The Dome is also one of the most polarizing issues in the county. Any talk brings an instant range of opinions from turning it into a museum to ‘tear it down.’

“People have strong opinions. I’ve described the Dome as the bane of my existence and it’s one of those seemingly endless issues that keeps going on,” said Emmett.

The Conservancy is hoping to finally end the debate, using the survey results to find a publicly supported idea that requires minimal tax dollars and then present the idea to the commissioner’s court.

“Demonstrate there is a viable future for the Astrodome that is not solely dependent on public financing,” said Jackson. “The Conservancy has access to incentives and alternative financing and private dollars.”

Officials with county judge Lina Hidalgo’s office told KPRC 2 they don’t have a philosophical disagreement with finding a new purpose for the Dome but say using taxpayer dollars for the effort is not going to be a priority. Whatever decision is reached will also have to work with NRG Park’s other tenants, the Houston Livestock Show and Rodeo and the Texans.

“Like many Houstonians, the Houston Livestock Show and Rodeo has fond memories of the Astrodome. As a tenant that utilizes the entire NRG Park complex, the care and maintenance of the buildings that are currently in use – NRG Stadium, NRG Center and NRG Arena – will remain a top priority for the Rodeo. The Rodeo is supportive of a plan to create additional usable space that would contribute to the Rodeo’s mission and further enhance our annual event,” Rodeo officials wrote in an email to KPRC.

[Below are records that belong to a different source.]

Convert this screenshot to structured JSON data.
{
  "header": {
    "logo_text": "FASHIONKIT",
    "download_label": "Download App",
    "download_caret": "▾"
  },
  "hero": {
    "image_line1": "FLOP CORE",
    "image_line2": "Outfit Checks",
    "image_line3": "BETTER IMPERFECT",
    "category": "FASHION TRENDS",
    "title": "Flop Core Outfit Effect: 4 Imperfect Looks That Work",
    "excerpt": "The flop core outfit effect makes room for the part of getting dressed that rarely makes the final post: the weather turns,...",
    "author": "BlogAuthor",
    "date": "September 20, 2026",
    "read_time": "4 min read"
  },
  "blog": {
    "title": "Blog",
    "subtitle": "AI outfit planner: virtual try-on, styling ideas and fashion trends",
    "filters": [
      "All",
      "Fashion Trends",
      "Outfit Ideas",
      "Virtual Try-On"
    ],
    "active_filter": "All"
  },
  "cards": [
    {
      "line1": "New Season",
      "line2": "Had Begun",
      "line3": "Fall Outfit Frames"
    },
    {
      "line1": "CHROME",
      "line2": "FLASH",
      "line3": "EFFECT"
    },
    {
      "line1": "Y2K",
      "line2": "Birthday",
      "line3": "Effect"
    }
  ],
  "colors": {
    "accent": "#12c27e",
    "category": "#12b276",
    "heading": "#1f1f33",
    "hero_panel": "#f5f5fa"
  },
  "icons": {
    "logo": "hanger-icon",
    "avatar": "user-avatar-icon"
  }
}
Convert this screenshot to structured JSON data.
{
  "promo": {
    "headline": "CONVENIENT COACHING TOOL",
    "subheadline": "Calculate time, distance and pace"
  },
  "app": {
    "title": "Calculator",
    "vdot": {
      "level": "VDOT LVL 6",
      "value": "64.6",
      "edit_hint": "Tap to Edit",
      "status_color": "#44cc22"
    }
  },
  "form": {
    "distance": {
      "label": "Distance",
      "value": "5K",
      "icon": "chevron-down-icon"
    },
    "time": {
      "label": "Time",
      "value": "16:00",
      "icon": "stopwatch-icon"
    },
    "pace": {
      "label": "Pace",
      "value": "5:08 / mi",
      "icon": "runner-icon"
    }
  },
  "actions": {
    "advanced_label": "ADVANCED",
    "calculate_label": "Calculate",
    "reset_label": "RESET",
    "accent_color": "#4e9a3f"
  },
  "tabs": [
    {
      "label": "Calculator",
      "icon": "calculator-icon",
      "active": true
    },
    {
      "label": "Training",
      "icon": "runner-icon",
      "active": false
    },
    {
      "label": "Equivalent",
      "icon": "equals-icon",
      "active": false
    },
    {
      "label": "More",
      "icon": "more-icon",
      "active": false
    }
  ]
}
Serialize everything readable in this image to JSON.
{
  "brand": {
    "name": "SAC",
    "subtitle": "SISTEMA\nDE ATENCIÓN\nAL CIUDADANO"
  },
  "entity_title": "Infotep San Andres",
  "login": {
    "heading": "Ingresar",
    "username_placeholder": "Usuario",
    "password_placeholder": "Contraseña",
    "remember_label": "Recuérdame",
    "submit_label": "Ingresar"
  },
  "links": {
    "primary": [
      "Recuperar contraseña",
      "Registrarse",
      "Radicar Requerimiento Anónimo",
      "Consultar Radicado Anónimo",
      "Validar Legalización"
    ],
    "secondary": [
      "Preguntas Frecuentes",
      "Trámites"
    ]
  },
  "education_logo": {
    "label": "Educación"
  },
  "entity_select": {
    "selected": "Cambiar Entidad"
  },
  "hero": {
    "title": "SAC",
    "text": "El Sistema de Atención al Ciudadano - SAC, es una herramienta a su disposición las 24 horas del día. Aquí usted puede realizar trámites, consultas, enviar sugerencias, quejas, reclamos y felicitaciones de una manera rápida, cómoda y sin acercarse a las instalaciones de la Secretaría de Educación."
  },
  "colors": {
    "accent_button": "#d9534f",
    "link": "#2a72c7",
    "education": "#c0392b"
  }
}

The State Historical Commission will also get a say in what happens with the Dome since it is a state antiquities landmark.

You can find the Conservancy’s ‘Future Dome’ survey here.


About the Authors:

Amanda Cochran is an Edward R. Murrow award-winning journalist. She specializes in Texas features, social media news and local crime.